You may have noticed something of a drop-off in the number of posts I've managed to put up here in the last couple of months. There are many, various, and largely uninteresting reasons for this, most of which don't bear discussion.
One of the contributing factors, though, is the fact that the special edition of the British Journal Write4Children which I have been putting together for the last 12 months (and which I believe I've mentioned here just once or twice) was due for publication at the start of November.
This, of course, meant that the last few weeks have been an ungodly world of proofreading, editing, chasing up small details, and compiling the finished journal. Hence, in part, by prolonged absence here at Musings…

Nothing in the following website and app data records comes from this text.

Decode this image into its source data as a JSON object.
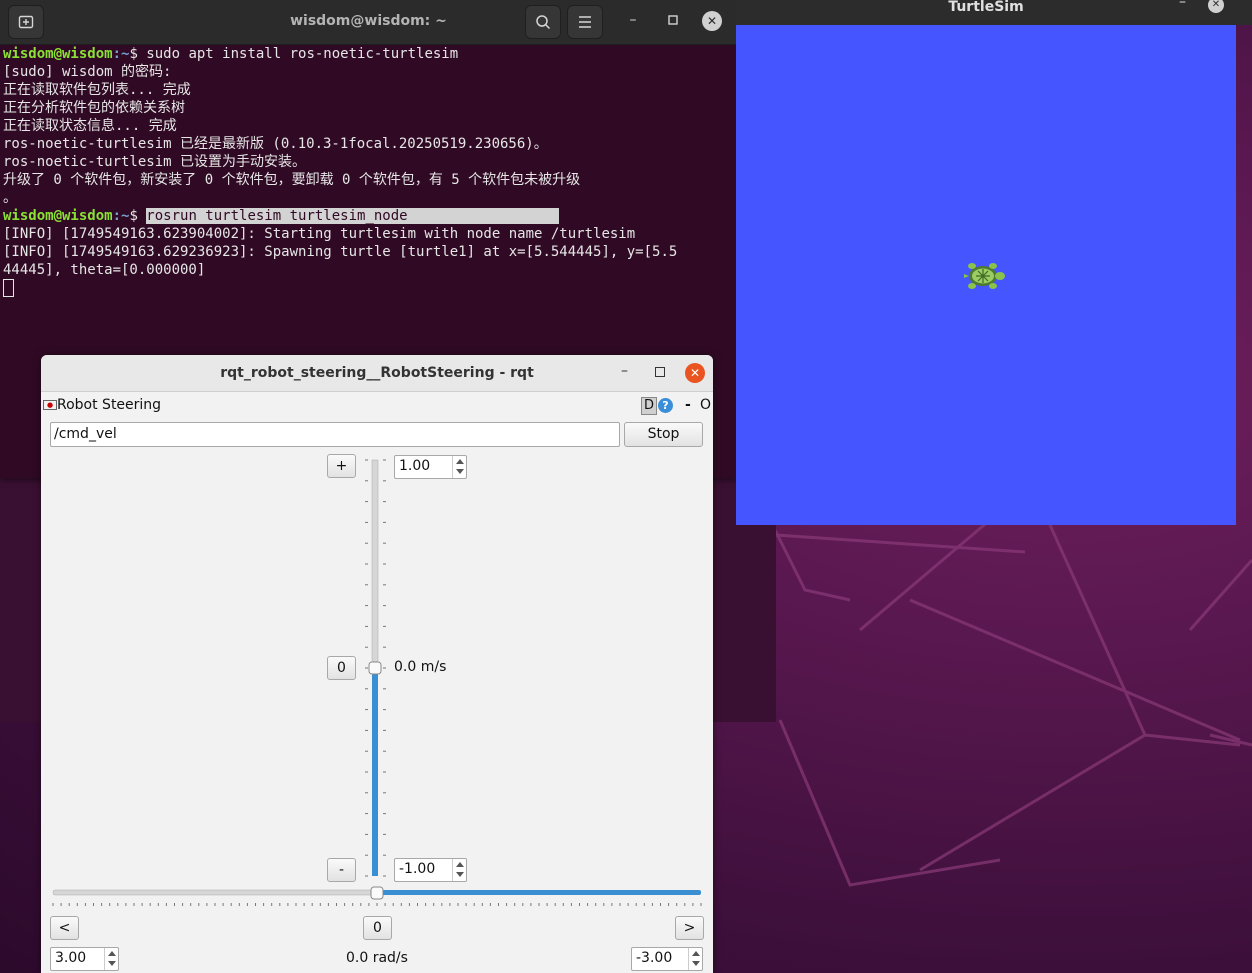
{
  "terminal": {
    "title": "wisdom@wisdom: ~",
    "lines": {
      "l1_user": "wisdom@wisdom",
      "l1_path": ":~",
      "l1_cmd": "$ sudo apt install ros-noetic-turtlesim",
      "l2": "[sudo] wisdom 的密码:",
      "l3": "正在读取软件包列表... 完成",
      "l4": "正在分析软件包的依赖关系树",
      "l5": "正在读取状态信息... 完成",
      "l6": "ros-noetic-turtlesim 已经是最新版 (0.10.3-1focal.20250519.230656)。",
      "l7": "ros-noetic-turtlesim 已设置为手动安装。",
      "l8": "升级了 0 个软件包，新安装了 0 个软件包，要卸载 0 个软件包，有 5 个软件包未被升级",
      "l9": "。",
      "l10_user": "wisdom@wisdom",
      "l10_path": ":~",
      "l10_dollar": "$ ",
      "l10_cmd": "rosrun turtlesim turtlesim_node",
      "l11": "[INFO] [1749549163.623904002]: Starting turtlesim with node name /turtlesim",
      "l12": "[INFO] [1749549163.629236923]: Spawning turtle [turtle1] at x=[5.544445], y=[5.5",
      "l13": "44445], theta=[0.000000]"
    }
  },
  "turtlesim": {
    "title": "TurtleSim",
    "canvas_color": "#4555ff"
  },
  "rqt": {
    "title": "rqt_robot_steering__RobotSteering - rqt",
    "plugin_title": "Robot Steering",
    "plugin_d": "D",
    "plugin_help": "?",
    "plugin_dash": "-",
    "plugin_o": "O",
    "topic": "/cmd_vel",
    "stop_label": "Stop",
    "linear": {
      "plus_label": "+",
      "zero_label": "0",
      "minus_label": "-",
      "max": "1.00",
      "min": "-1.00",
      "value_label": "0.0 m/s",
      "value": 0.0
    },
    "angular": {
      "left_label": "<",
      "zero_label": "0",
      "right_label": ">",
      "left_limit": "3.00",
      "right_limit": "-3.00",
      "value_label": "0.0 rad/s",
      "value": 0.0
    }
  }
}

But, I'm glad to say, it's all done now and the special edition went live in the middle of the night earlier this week. (For those of you who are about to click the link, it's volume 3, number 1)
I also have to say that (despite swearing several times during the process that I would never do this again) it's definitely all been worth it. I'm really thrilled at the end result, and everyone who contributed to the edition worked so hard to get it up and running (and, to everyone's surprise - especially mine - published on time!)
There are, I think (though as editor, I would) some fantastic papers in the edition. I was particularly thrilled to receive abstracts from a number of really fantastic Australian writers, as well as practising academics in the field of children's writing, and the topics explored in the edition are as diverse and wide ranging as Australian children's writing itself. Among the offerings you will find in the edition are a fantastic paper by Lucy Christopher on Stolen, one by Lili Wilkinson on her novel Pink, Rosanne Hawke discussing the role of faith in several of her books, but most notably Marrying Amira, Mark Carthew talking about Australian poetry – and paying particular attention to the state of publishing poetry for children, Kate Deller-Evans on the rising prominence of junior verse novels in Australia , and a really interesting piece by Anna Kurian from the University of Hyderabad, which takes you into the booming world of writing and publishing young adult fiction in India. For the foodies amongst you there is also a really fascinating paper by Donna Lee Brien and Adele Wessell documenting the history and impact of cookbooks written for children in Australia from the earliest colonial days through the junior Masterchef.
All in all, putting this together has been one of the most rewarding experiences of my academic career (such as it is) to date. One of the things I didn't expect was the buzz that I would get from gathering together such an interesting and diverse range of writing, having it all peer-reviewed, and in putting out into the public are. It was also a really interesting experience for me to sit on the editorial side of the desk, and experience life on the other side. I've also made a number of really interesting new friends in the process, including Andy* and Vanessa, the journal founders and editors who were brave enough (or, depending on your perspective, silly enough) to hand their baby over to my care for a while.
In any case, now that's out of the way I'm hoping to get back to a little bit of writing and, of course, in a week marking season begins!
*who also has a very cool blog somewhere on blogger, which for some bizarre reason I can't seem to find at the moment, but will update this link when I do...